Thoughts on Peace – Reflections from the Newark Peace Summit: Peace and Gender
How about these words?: “Leader, Politician, Dictator, President, Ambassador.”
Chances are, you most likely pictured some sort of man when you read these words. What is the meaning of this?
Of course, this does not mean that all men should be labeled with these terms. However, as several of the speakers at the Newark Peace Education Summit so profoundly discussed: it is undeniable which gender has disproportionately contributed to fighting, violence, raping, and war throughout the history of mankind: MEN. And what gender is typically left to pick up the pieces and rebuild families and communities? WOMEN. In addition, research shows that women are disproportionately affected by most violence and war across the world. However, when it comes to positions of power (politically, economically, educationally, etc) women are not PROPORTIONATELY represented at the discussion table.
The use of the word “proportionately” is of great importance here. When there is a disproportion of power of ANY kind, it is likely to cause problems. For example, if 40% of a community is black, but only 5% of government officials of that community are black, it is very likely that the needs of those 40% are going to go unmet. As a result, simply having a select few “token” women in high-ranking government positions or CEO positions does not address the inequality. It is not sufficient.
The next question: Why is this important? My response: if we are ever to have peace in the world, violence, killing, and rape (not to mention inequality) are things that need to be eliminated. If women are not given a say in major decisions, then the ironic tradition of attempting to establish peace through means of war (i.e. capturing and killing people like Hussein, Bin Laden, etc.) is likely to continue.

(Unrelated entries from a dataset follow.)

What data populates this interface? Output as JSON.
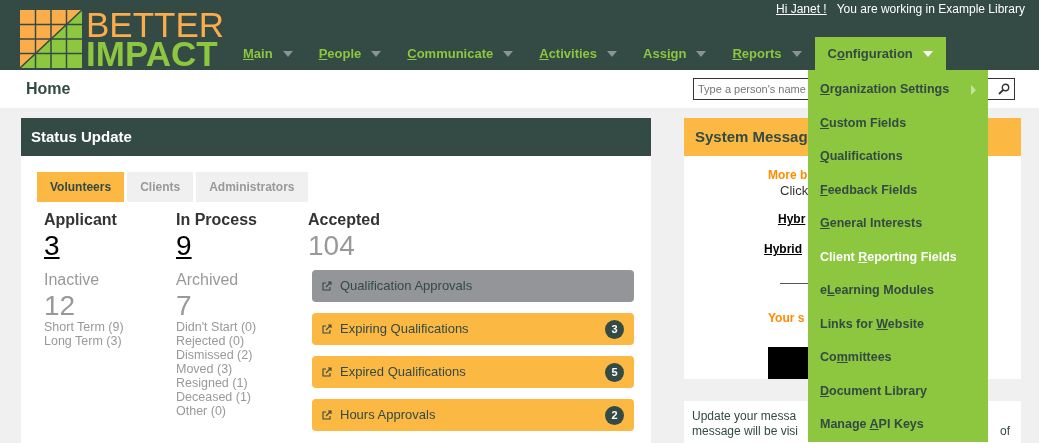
{
  "header": {
    "logo": {
      "line_1": "BETTER",
      "line_2": "IMPACT"
    },
    "user": {
      "greeting": "Hi Janet !",
      "context": "You are working in Example Library"
    },
    "nav": [
      {
        "key": "M",
        "post": "ain",
        "selected": false
      },
      {
        "key": "P",
        "post": "eople",
        "selected": false
      },
      {
        "key": "C",
        "post": "ommunicate",
        "selected": false
      },
      {
        "key": "A",
        "post": "ctivities",
        "selected": false
      },
      {
        "pre": "Ass",
        "key": "i",
        "post": "gn",
        "selected": false
      },
      {
        "key": "R",
        "post": "eports",
        "selected": false
      },
      {
        "pre": "C",
        "key": "o",
        "post": "nfiguration",
        "selected": true
      }
    ]
  },
  "page_title": "Home",
  "search": {
    "placeholder": "Type a person's name"
  },
  "dropdown": [
    {
      "key": "O",
      "post": "rganization Settings",
      "submenu": true,
      "selected": false
    },
    {
      "key": "C",
      "post": "ustom Fields",
      "submenu": false,
      "selected": false
    },
    {
      "key": "Q",
      "post": "ualifications",
      "submenu": false,
      "selected": false
    },
    {
      "key": "F",
      "post": "eedback Fields",
      "submenu": false,
      "selected": false
    },
    {
      "key": "G",
      "post": "eneral Interests",
      "submenu": false,
      "selected": false
    },
    {
      "pre": "Client ",
      "key": "R",
      "post": "eporting Fields",
      "submenu": false,
      "selected": true
    },
    {
      "pre": "e",
      "key": "L",
      "post": "earning Modules",
      "submenu": false,
      "selected": false
    },
    {
      "pre": "Links for ",
      "key": "W",
      "post": "ebsite",
      "submenu": false,
      "selected": false
    },
    {
      "pre": "Co",
      "key": "m",
      "post": "mittees",
      "submenu": false,
      "selected": false
    },
    {
      "key": "D",
      "post": "ocument Library",
      "submenu": false,
      "selected": false
    },
    {
      "pre": "Manage ",
      "key": "A",
      "post": "PI Keys",
      "submenu": false,
      "selected": false
    }
  ],
  "status_update": {
    "title": "Status Update",
    "tabs": [
      {
        "label": "Volunteers",
        "selected": true
      },
      {
        "label": "Clients",
        "selected": false
      },
      {
        "label": "Administrators",
        "selected": false
      }
    ],
    "columns": [
      {
        "heading": "Applicant",
        "count": "3",
        "linked": true,
        "sub_heading": "Inactive",
        "sub_count": "12",
        "details": [
          "Short Term (9)",
          "Long Term (3)"
        ]
      },
      {
        "heading": "In Process",
        "count": "9",
        "linked": true,
        "sub_heading": "Archived",
        "sub_count": "7",
        "details": [
          "Didn't Start (0)",
          "Rejected (0)",
          "Dismissed (2)",
          "Moved (3)",
          "Resigned (1)",
          "Deceased (1)",
          "Other (0)"
        ]
      },
      {
        "heading": "Accepted",
        "count": "104",
        "linked": false
      }
    ],
    "actions": [
      {
        "label": "Qualification Approvals",
        "disabled": true
      },
      {
        "label": "Expiring Qualifications",
        "disabled": false,
        "badge": "3"
      },
      {
        "label": "Expired Qualifications",
        "disabled": false,
        "badge": "5"
      },
      {
        "label": "Hours Approvals",
        "disabled": false,
        "badge": "2"
      }
    ]
  },
  "system_message": {
    "title": "System Messag",
    "lines": [
      {
        "kind": "highlight",
        "text": "More b"
      },
      {
        "kind": "plain",
        "text": "Click"
      },
      {
        "kind": "link",
        "text": "Hybr"
      },
      {
        "kind": "link",
        "text": "Hybrid"
      },
      {
        "kind": "rule"
      },
      {
        "kind": "highlight",
        "text": "Your s"
      },
      {
        "kind": "image"
      }
    ]
  },
  "update_note": {
    "lines": [
      {
        "left": "Update your messa"
      },
      {
        "left": "message will be visi",
        "right": "of"
      }
    ]
  }
}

Taking it back to the Peace Education Summit…so many great speakers touched on this glaring global issue of gender inequality:
- Iranian Human Rights attorney, female activist, and Nobel Peace Prize laureate Shirin Ebadi discussed the glaring gender inequality in Iran. Women who were once in prestigious roles have now been reduced to servants as a result of the Iranian Islamic Revolution in 1979.
- Nobel Peace Prize laureate Jody Williams shared her interaction with a high-ranking official of the United Nations (the organization that sets world-wide goals for gender equality). She asked what percentage of UN managers are female, and the response was far below 50% (if I recall correctly she said it was about 10%) The cited reason: “They’ve had a tough time finding qualified candidates.” (If that’s the case, my response is that the qualifications must be inherently sexist).
- West African peace activist and feminist Leymah Gbowee challenged the system of “formal education” that we value so strongly in western society, and strongly stated how she has a “B.A. in being a refugee, an M.A. in understanding violence, and a Ph.D. in organizing women.” To this, she added that the current global vision towards women and their knowledge/worth needs to be challenged and that if women want to see a change, they need to take action.
- Finally, founder of “Women for Women Internationl,” Zainab Salbi reinforced that women receive the most harm from all of the major crises across the globe, yet they have no voice in the decision-making.
To conclude, I think it’s overwhelmingly clear that we need more women in power. From my experience, any time I’ve been involved with something humanitarian (volunteering, non-profit work, service through AmeriCorps, studying social justice issues, etc) I’ve been surrounded by much more women than men. Personally, I want this nurturing, compassionate attitude to be represented when governments and businesses are making major decisions that affect the lives of the entire world.
However, while I realize that this is a pressing issue, I am in no way perfect, and I know that at times I may contribute to this inequality myself. For example, judging a person’s comments (even if its only in the slightest way) because she is a woman, or making jokes that objectify women (like “that’s what she said”) both restrict my personally ability, and in turn, the world’s ability to achieve true peace between genders. It is my personal belief that until we critically analyze and challenge our collective way of thinking, we will not be able to fully understand peace as it relates to gender and bring about a more peaceful world.
What do you think? I leave you with the following questions:
1.) In what other ways can this disproportion of female power affect the world?
2.) What other personal actions that you have direct control over may be contributing to gender inequality? For example: viewing women as inferior, objectifying women, making disrespectful comments about women, not respecting the opinion of women as much as men, etc.
3.) What is ONE thing you can start doing TOMORROW that will help the world achieve peace and equality between genders?
Leave comments, I’d love to hear from everyone!
Peace and Love,